New (To Me) Music

November 16, 2010

Sometime last summer, I picked up Push the Button by the Chemical Brothers from the used cd store. After one listen, I lost it. Two days ago, I found it in – shockingly – my cd collection, in the C’s. Like I said, it’s not new other than to me, but I’ve had it on repeat in the car since finding it.

The first track is good stuff, especially since it features Q-Tip.

The penultimate is probably my favorite.

Tea Partiers Support (Or At Least Won’t Attack) Civil Liberties?

November 15, 2010


A gay conservative group and some Tea Party leaders are campaigning to keep social issues off the Republican agenda.

In a letter to be released Monday, the group GOProud and leaders from groups like the Tea Party Patriots and the New American Patriots, will urge Republicans in the House and Senate to keep their focus on shrinking the government.

From the letter:

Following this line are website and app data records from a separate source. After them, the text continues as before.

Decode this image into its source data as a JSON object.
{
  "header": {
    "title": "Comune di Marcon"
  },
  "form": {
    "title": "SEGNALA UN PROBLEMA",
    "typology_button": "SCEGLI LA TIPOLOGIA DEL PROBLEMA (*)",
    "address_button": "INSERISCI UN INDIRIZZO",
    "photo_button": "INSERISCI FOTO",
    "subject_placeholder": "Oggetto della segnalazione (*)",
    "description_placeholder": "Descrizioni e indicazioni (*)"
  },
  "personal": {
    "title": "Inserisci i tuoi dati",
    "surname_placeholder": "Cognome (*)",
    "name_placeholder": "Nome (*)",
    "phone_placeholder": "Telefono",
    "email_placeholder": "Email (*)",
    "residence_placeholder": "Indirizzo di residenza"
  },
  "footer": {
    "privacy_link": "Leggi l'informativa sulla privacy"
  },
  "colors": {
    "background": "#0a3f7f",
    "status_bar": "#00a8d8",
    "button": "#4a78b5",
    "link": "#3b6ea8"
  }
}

Already, there are Washington insiders and special interest groups that hope to co-opt the Tea Party’s message and use it to push their own agenda – particularly as it relates to social issues.  We are disappointed but not surprised by this development.  We recognize the importance of values but believe strongly that those values should be taught by families and our houses of worship and not legislated from Washington, D.C.

We urge you to stay focused on the issues that got you and your colleagues elected and to resist the urge to run down any social issue rabbit holes in order to appease the special interests.

To this point, I’ve generally scoffed at any tea partier who crows about “limited government,” or who fears “tyranny.” Why? For the same reason I scoff at people who whine about state’s rights, or judicial activism. In the vast majority of cases, those terms are nothing but pretexts for more specific policy preferences. In other words, just as the same people who want states to decide the issue of abortion also want a federal law banning gay marriage, the same people who think an increase in the top  tax rates is the return of George the III also are just fine with the president claiming the authority to, sua sponte, execute American citizens.

I don’t want this to be the case. I really wish we had a large group of actual voters who really want liberty of all kinds. So, I hope I’m wrong about the Tea Partiers. I’d love it if they’d attack not just Obamacare, but also the Patriot Act.

Does this letter mean that will happen? Dunno. My hopes are not high. First, as many have emphasized in many ways, there is no Tea Party, just groups of folks using the name. Sure some leaders have signed this letter, but that carries no official weight. Second, the nut cases who have taken over the GOP over the last few decades have a lot of money and influence. They are not going to give up their power. Third, and most disappointingly, the letter does not ask Republicans to actually work in favor of liberty. There’s nothing about ending Don’t Ask, Don’t Tell, or ending extraordinary rendition. All the letter does is ask the Republicans to resist attacking civil liberties; not “to run down any social issue rabbit holes.” I’ll be happy if they take that advice, but not nearly as happy as I’d be if they’d actually support all kinds of liberty, instead of the type that only involves their donors’ pockets.